world ranging from the polar ecosystem in Antarctica to the arid environments of Sub-Saharan Africa.
We look at physical processes and how they shape our landscapes along the coast, at plate margins
and in river or glaciated valleys. Map skills are further developed here with OS maps, distribution maps and GIS.
It is also important to understand human interaction with the natural world including areas that have
seen rapid economic development to areas struggling with extreme poverty and how we are dealing
with challenges of resources and climate change. In addition, students will consider positive human
interactions such as conservation and renewable energy. These are all learned within a range of scales and locations to enable a broad understanding of the world. Students will also develop evaluative skill and be able to make judgements based on a range of evidence as well as having opportunities to conduct human and physical fieldwork.
Key Stage 4

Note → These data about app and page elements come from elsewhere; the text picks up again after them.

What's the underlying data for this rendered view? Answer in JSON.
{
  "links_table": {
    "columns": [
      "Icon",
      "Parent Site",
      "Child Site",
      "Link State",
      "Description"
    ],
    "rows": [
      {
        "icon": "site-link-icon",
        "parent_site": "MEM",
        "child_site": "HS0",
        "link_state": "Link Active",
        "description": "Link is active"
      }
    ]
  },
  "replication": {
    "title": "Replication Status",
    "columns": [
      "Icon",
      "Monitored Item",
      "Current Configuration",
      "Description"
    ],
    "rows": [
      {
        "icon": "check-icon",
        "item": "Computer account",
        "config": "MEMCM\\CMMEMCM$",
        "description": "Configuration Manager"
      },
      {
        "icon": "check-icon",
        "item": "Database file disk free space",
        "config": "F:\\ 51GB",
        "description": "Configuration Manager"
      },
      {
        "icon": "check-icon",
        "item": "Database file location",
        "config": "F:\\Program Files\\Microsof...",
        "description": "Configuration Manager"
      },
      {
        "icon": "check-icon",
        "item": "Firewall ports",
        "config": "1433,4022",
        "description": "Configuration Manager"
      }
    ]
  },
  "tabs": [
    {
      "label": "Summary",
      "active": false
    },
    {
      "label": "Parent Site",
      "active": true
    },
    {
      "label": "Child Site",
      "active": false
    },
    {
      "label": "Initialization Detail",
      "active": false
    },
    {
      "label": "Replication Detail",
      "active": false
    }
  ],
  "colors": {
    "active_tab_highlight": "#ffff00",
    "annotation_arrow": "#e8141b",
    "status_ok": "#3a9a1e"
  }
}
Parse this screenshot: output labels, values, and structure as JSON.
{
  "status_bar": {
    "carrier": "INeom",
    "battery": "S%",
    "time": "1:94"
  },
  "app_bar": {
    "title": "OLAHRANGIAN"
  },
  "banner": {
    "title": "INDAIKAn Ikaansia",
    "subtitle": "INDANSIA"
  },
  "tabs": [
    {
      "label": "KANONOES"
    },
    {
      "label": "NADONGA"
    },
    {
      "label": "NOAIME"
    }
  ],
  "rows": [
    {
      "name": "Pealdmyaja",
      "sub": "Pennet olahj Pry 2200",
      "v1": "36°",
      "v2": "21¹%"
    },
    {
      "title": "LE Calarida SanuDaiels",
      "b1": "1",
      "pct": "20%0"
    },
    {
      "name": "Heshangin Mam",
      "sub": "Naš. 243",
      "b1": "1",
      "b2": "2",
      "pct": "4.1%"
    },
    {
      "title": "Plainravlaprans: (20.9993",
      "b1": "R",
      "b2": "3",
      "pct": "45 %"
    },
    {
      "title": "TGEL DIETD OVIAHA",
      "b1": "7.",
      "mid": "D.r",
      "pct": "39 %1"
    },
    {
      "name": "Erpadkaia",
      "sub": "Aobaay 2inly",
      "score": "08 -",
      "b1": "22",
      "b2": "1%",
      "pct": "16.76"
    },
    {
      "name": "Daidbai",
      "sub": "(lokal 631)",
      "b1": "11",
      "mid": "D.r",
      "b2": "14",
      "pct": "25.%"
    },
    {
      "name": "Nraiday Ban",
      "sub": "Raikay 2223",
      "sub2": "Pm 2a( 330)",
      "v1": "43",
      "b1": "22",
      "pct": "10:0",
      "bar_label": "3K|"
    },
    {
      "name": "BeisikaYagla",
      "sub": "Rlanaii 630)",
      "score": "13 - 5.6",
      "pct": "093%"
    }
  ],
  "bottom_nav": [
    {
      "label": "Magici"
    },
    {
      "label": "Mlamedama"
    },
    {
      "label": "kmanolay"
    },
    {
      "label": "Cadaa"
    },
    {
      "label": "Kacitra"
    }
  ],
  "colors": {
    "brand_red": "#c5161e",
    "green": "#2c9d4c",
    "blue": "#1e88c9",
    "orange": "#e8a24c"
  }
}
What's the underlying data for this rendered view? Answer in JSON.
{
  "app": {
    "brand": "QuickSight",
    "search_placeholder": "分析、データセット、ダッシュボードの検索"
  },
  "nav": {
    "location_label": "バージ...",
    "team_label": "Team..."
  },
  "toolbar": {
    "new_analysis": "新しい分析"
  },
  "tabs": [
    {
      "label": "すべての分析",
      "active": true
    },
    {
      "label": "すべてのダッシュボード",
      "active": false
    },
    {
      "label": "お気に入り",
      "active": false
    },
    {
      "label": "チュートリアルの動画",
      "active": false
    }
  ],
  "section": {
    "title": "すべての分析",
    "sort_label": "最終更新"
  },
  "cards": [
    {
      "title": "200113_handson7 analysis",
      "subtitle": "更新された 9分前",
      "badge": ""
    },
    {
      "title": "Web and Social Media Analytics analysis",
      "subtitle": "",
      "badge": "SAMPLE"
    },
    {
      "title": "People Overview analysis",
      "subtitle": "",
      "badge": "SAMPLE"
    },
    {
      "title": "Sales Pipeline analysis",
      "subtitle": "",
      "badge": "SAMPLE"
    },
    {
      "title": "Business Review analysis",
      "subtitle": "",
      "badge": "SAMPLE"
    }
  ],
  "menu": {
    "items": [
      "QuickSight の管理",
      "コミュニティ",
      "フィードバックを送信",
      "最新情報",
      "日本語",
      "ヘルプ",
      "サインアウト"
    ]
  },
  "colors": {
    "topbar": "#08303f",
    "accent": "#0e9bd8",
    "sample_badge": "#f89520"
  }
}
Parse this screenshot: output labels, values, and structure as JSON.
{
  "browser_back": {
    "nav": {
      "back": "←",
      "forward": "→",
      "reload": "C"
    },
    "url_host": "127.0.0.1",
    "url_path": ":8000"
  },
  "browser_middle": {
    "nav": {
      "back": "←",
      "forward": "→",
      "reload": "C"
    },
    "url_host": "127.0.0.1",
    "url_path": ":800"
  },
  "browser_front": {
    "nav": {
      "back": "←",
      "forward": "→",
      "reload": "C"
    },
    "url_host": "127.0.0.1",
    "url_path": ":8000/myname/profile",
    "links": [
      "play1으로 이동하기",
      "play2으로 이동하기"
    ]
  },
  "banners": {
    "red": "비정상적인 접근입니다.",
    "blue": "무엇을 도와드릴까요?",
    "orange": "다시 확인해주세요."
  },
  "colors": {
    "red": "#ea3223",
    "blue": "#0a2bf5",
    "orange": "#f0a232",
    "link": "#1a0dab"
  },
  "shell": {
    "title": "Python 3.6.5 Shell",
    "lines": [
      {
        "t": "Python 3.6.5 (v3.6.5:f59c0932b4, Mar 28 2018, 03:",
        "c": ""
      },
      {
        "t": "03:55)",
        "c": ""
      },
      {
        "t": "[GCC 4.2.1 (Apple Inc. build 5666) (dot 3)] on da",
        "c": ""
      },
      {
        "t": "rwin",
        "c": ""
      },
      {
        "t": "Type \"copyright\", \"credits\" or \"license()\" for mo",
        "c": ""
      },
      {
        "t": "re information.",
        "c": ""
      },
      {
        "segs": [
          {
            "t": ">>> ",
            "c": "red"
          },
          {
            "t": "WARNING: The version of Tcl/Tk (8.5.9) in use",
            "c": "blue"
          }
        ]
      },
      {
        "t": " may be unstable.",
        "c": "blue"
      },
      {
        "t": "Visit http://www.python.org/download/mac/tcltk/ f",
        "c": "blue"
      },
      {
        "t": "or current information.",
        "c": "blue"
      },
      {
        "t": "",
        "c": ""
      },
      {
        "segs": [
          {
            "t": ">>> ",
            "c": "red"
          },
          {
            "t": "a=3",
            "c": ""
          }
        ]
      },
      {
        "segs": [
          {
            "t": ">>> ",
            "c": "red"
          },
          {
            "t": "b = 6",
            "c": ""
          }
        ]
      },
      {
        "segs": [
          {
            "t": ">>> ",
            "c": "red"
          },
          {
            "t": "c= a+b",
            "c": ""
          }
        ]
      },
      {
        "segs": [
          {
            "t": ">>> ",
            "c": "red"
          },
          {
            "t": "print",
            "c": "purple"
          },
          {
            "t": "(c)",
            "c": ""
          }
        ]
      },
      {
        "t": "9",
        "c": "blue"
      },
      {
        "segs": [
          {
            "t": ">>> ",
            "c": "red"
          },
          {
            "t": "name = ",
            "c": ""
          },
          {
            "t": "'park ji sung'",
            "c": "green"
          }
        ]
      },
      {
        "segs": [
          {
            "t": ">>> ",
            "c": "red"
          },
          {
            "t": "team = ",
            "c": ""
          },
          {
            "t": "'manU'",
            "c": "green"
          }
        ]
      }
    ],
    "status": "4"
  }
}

For those students who continue to be curious about the world they live in, we aim to build on their core skills and knowledge in KS3 by exploring topics in new and more complex environments. We start by understanding the physical processes that create some of our worlds most dangerous hazards and the impacts these have locally, nationally and globally.
Previous knowledge of global biomes helps students to view their importance socially and
environmentally so that they can make decisions on how to protect them for the future generations. Physical landscapes in the UK are re-visited in more depth as well as human interactions with these environments. We look at both the risks to these areas with and without human activity. Map skills are used to compare photographs of landforms and these skills are further built upon during fieldwork trips to contrasting environments.
We then move on to look at the ever-changing economic development of the world. With this brings great improvement to quality of life but also countries struggling to close the development gap and therefore students learn ways in which to tackle this problem. A range of data analysis is embedded here to aid understanding, from graphs to choropleth maps.
As our cities continue to grow, we look at the opportunities and challenges this brings through the context of one of the fastest growing megacities in the world, Lagos, and compare this to a familiar city closer to home.
Key Stage 5
Year 12 begins by understanding the complexities of the world through the idea of systems. Students first begin to explore this in the coastal environment and compare local landscapes to contrasting ones around the world. Students will look at the historical topography of new areas to help them understand the landforms they see today and assess how the area might change in the future.
The global hazards topic sees students study tectonic, geomorphological and atmospheric hazards, the risks they present and how humans respond. They will consider a range of recent events from around the world.
Students will continue to look at people and place by focussing on human experience with places, the qualities they ascribe to them and how they change and develop over time.
They then have an opportunity to focus on globalisation and the changes both economically and politically that have impacted society over time. This sees new ideas taught around global governance and ‘commons’ whilst developing the skill of critiquing.
Students get to conduct their own investigation on either a human or physical topic and utilise their data collection, presentation and analysis skills to draw conclusions.
Please find attached the 2019/2020 curriculum map for Geography, as well as a narrative of how that curriculum builds over time.